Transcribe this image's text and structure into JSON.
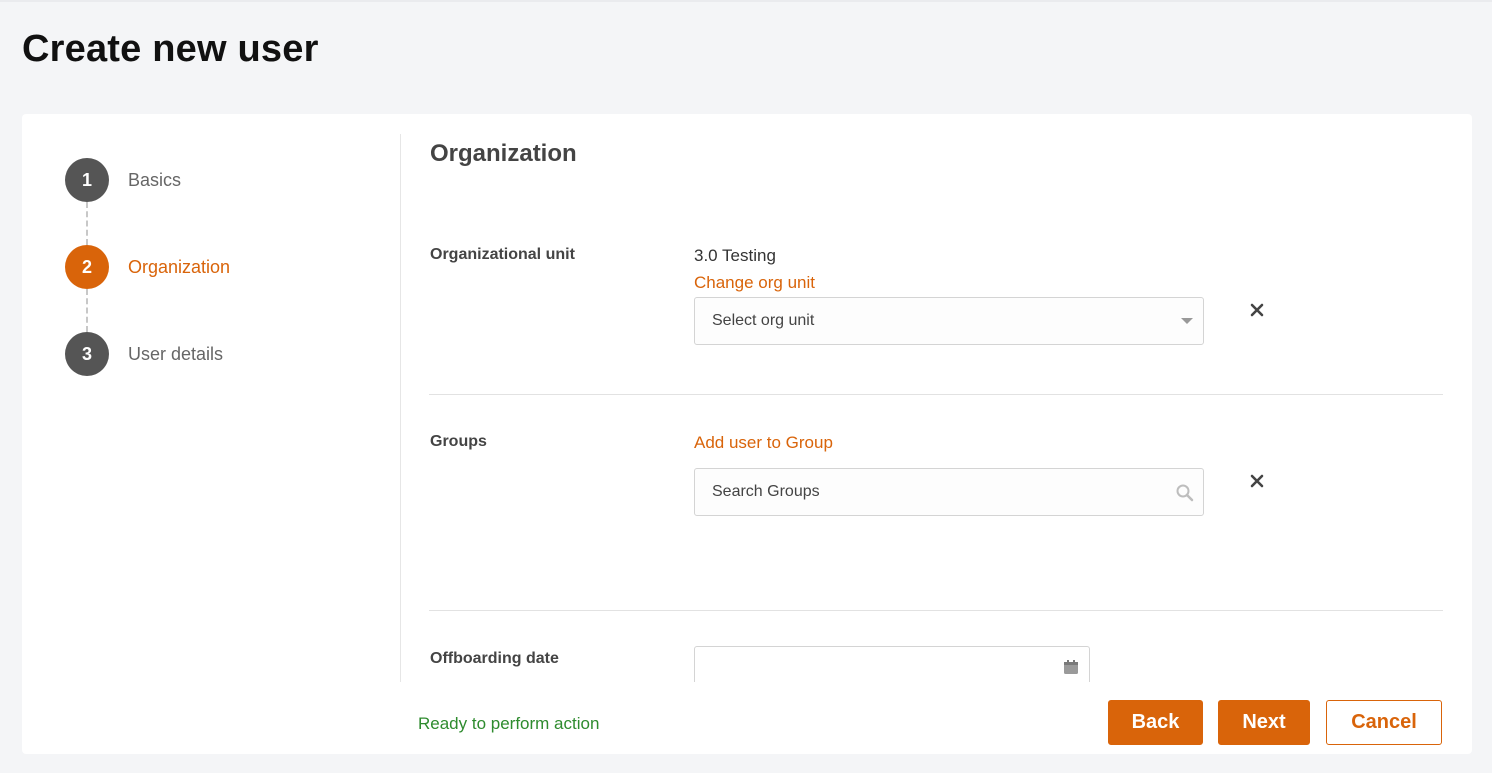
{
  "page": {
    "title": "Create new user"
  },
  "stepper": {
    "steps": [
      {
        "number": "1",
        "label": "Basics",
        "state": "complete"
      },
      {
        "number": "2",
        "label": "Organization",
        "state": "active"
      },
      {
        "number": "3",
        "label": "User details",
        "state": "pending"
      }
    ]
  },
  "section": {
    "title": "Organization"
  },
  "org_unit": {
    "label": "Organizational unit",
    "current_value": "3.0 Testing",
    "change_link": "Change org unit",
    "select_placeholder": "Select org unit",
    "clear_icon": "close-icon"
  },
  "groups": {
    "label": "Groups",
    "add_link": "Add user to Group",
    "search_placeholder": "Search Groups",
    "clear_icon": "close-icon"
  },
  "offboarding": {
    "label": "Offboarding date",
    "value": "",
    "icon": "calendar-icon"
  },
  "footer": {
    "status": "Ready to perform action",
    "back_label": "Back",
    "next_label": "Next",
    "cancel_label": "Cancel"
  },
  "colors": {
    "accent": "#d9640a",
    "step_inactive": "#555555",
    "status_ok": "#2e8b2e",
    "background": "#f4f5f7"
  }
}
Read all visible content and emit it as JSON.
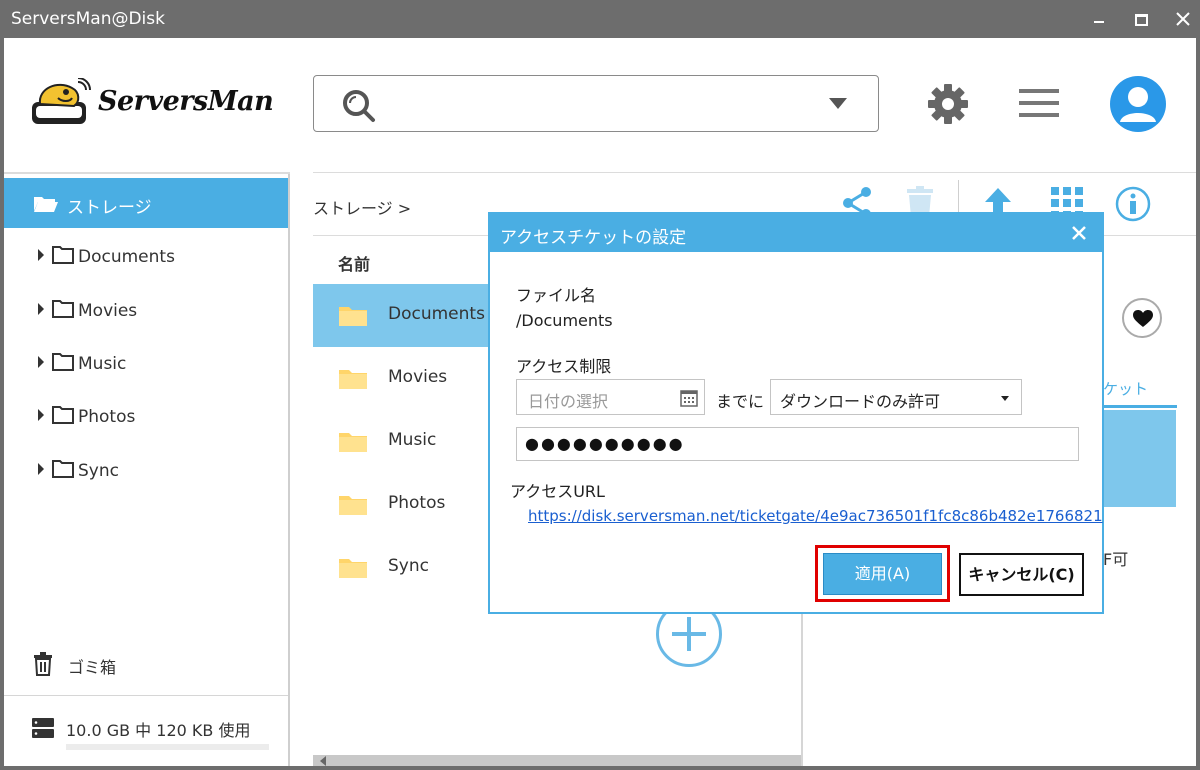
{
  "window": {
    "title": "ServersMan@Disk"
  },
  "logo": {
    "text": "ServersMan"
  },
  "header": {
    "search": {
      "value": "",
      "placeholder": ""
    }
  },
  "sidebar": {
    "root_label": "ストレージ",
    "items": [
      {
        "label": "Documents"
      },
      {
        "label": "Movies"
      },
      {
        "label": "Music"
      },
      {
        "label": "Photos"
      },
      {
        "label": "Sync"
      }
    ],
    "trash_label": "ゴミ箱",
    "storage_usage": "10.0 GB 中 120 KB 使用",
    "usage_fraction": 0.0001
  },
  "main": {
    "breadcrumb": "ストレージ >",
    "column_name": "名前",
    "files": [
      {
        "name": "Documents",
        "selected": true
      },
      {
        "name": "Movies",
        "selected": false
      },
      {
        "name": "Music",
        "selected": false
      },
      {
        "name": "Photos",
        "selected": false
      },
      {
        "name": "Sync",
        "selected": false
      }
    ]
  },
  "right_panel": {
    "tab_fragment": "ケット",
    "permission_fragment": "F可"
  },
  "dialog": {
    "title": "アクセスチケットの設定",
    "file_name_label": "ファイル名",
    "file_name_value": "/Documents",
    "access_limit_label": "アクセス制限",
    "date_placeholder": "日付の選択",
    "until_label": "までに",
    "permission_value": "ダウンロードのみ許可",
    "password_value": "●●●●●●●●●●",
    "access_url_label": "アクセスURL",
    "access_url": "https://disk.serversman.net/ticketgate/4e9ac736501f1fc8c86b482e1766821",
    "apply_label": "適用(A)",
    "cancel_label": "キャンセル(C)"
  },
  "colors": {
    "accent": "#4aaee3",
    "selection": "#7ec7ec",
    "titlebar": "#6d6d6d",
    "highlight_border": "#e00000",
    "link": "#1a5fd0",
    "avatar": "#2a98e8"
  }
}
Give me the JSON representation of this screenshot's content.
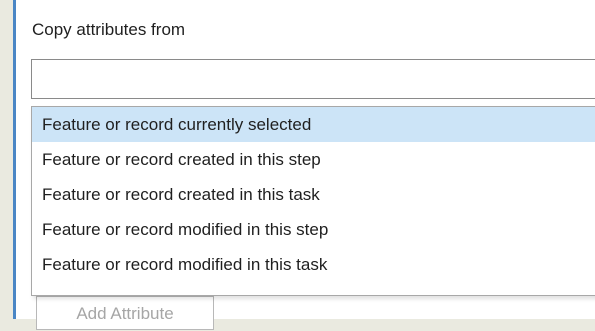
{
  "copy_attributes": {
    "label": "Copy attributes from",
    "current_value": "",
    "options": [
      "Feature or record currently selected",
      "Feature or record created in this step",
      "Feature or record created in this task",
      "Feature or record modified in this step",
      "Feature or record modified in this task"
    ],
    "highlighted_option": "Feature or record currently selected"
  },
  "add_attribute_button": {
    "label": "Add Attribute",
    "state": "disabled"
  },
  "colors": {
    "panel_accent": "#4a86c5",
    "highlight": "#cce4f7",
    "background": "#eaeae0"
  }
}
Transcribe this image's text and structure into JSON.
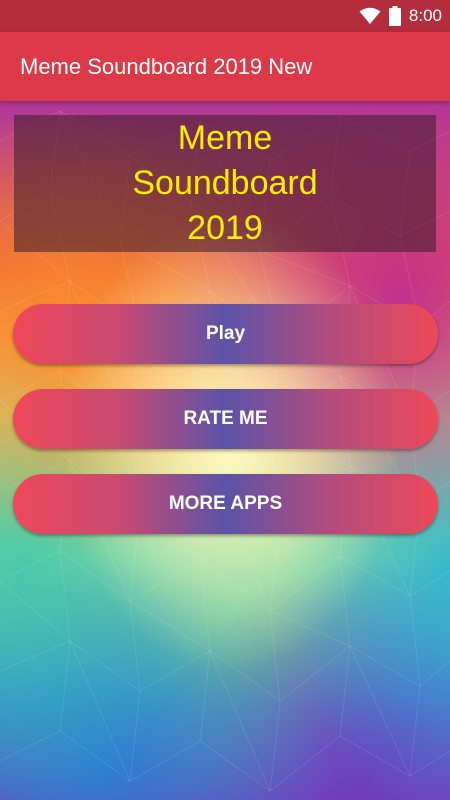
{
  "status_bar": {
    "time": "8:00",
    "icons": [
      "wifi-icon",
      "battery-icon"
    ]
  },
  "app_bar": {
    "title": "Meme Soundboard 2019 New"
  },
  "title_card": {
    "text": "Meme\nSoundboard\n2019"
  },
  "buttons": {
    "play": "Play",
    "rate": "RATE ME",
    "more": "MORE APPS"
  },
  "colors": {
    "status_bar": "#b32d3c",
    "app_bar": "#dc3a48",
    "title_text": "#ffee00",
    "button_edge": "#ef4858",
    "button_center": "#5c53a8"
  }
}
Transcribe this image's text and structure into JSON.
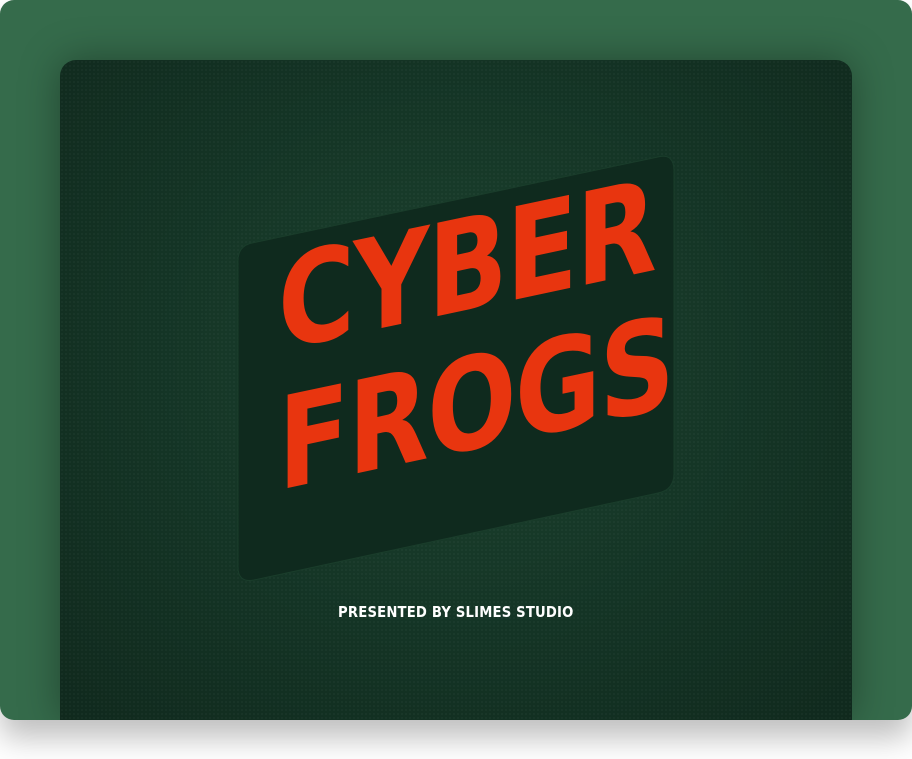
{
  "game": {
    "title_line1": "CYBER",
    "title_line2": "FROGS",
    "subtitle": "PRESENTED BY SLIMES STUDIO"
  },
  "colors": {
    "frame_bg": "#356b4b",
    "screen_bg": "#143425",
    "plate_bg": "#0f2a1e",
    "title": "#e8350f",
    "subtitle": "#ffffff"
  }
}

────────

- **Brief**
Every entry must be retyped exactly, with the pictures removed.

- **Response to this exercise**
Transcribe this image's text and structure into JSON.
{
  "page": {
    "title": "Create new user"
  },
  "stepper": {
    "steps": [
      {
        "number": "1",
        "label": "Basics",
        "state": "complete"
      },
      {
        "number": "2",
        "label": "Organization",
        "state": "active"
      },
      {
        "number": "3",
        "label": "User details",
        "state": "pending"
      }
    ]
  },
  "section": {
    "title": "Organization"
  },
  "org_unit": {
    "label": "Organizational unit",
    "current_value": "3.0 Testing",
    "change_link": "Change org unit",
    "select_placeholder": "Select org unit",
    "clear_icon": "close-icon"
  },
  "groups": {
    "label": "Groups",
    "add_link": "Add user to Group",
    "search_placeholder": "Search Groups",
    "clear_icon": "close-icon"
  },
  "offboarding": {
    "label": "Offboarding date",
    "value": "",
    "icon": "calendar-icon"
  },
  "footer": {
    "status": "Ready to perform action",
    "back_label": "Back",
    "next_label": "Next",
    "cancel_label": "Cancel"
  },
  "colors": {
    "accent": "#d9640a",
    "step_inactive": "#555555",
    "status_ok": "#2e8b2e",
    "background": "#f4f5f7"
  }
}
Read all visible content and emit it as JSON.
{
  "window": {
    "title": "ServersMan@Disk"
  },
  "logo": {
    "text": "ServersMan"
  },
  "header": {
    "search": {
      "value": "",
      "placeholder": ""
    }
  },
  "sidebar": {
    "root_label": "ストレージ",
    "items": [
      {
        "label": "Documents"
      },
      {
        "label": "Movies"
      },
      {
        "label": "Music"
      },
      {
        "label": "Photos"
      },
      {
        "label": "Sync"
      }
    ],
    "trash_label": "ゴミ箱",
    "storage_usage": "10.0 GB 中 120 KB 使用",
    "usage_fraction": 0.0001
  },
  "main": {
    "breadcrumb": "ストレージ >",
    "column_name": "名前",
    "files": [
      {
        "name": "Documents",
        "selected": true
      },
      {
        "name": "Movies",
        "selected": false
      },
      {
        "name": "Music",
        "selected": false
      },
      {
        "name": "Photos",
        "selected": false
      },
      {
        "name": "Sync",
        "selected": false
      }
    ]
  },
  "right_panel": {
    "tab_fragment": "ケット",
    "permission_fragment": "F可"
  },
  "dialog": {
    "title": "アクセスチケットの設定",
    "file_name_label": "ファイル名",
    "file_name_value": "/Documents",
    "access_limit_label": "アクセス制限",
    "date_placeholder": "日付の選択",
    "until_label": "までに",
    "permission_value": "ダウンロードのみ許可",
    "password_value": "●●●●●●●●●●",
    "access_url_label": "アクセスURL",
    "access_url": "https://disk.serversman.net/ticketgate/4e9ac736501f1fc8c86b482e1766821",
    "apply_label": "適用(A)",
    "cancel_label": "キャンセル(C)"
  },
  "colors": {
    "accent": "#4aaee3",
    "selection": "#7ec7ec",
    "titlebar": "#6d6d6d",
    "highlight_border": "#e00000",
    "link": "#1a5fd0",
    "avatar": "#2a98e8"
  }
}
Give me the JSON representation of this screenshot's content.
{
  "copy_attributes": {
    "label": "Copy attributes from",
    "current_value": "",
    "options": [
      "Feature or record currently selected",
      "Feature or record created in this step",
      "Feature or record created in this task",
      "Feature or record modified in this step",
      "Feature or record modified in this task"
    ],
    "highlighted_option": "Feature or record currently selected"
  },
  "add_attribute_button": {
    "label": "Add Attribute",
    "state": "disabled"
  },
  "colors": {
    "panel_accent": "#4a86c5",
    "highlight": "#cce4f7",
    "background": "#eaeae0"
  }
}
Transcribe this image's text and structure into JSON.
{
  "status_bar": {
    "time": "8:00",
    "icons": [
      "wifi-icon",
      "battery-icon"
    ]
  },
  "app_bar": {
    "title": "Meme Soundboard 2019 New"
  },
  "title_card": {
    "text": "Meme\nSoundboard\n2019"
  },
  "buttons": {
    "play": "Play",
    "rate": "RATE ME",
    "more": "MORE APPS"
  },
  "colors": {
    "status_bar": "#b32d3c",
    "app_bar": "#dc3a48",
    "title_text": "#ffee00",
    "button_edge": "#ef4858",
    "button_center": "#5c53a8"
  }
}
Transcribe this image's text and structure into JSON.
{
  "game": {
    "title_line1": "CYBER",
    "title_line2": "FROGS",
    "subtitle": "PRESENTED BY SLIMES STUDIO"
  },
  "colors": {
    "frame_bg": "#356b4b",
    "screen_bg": "#143425",
    "plate_bg": "#0f2a1e",
    "title": "#e8350f",
    "subtitle": "#ffffff"
  }
}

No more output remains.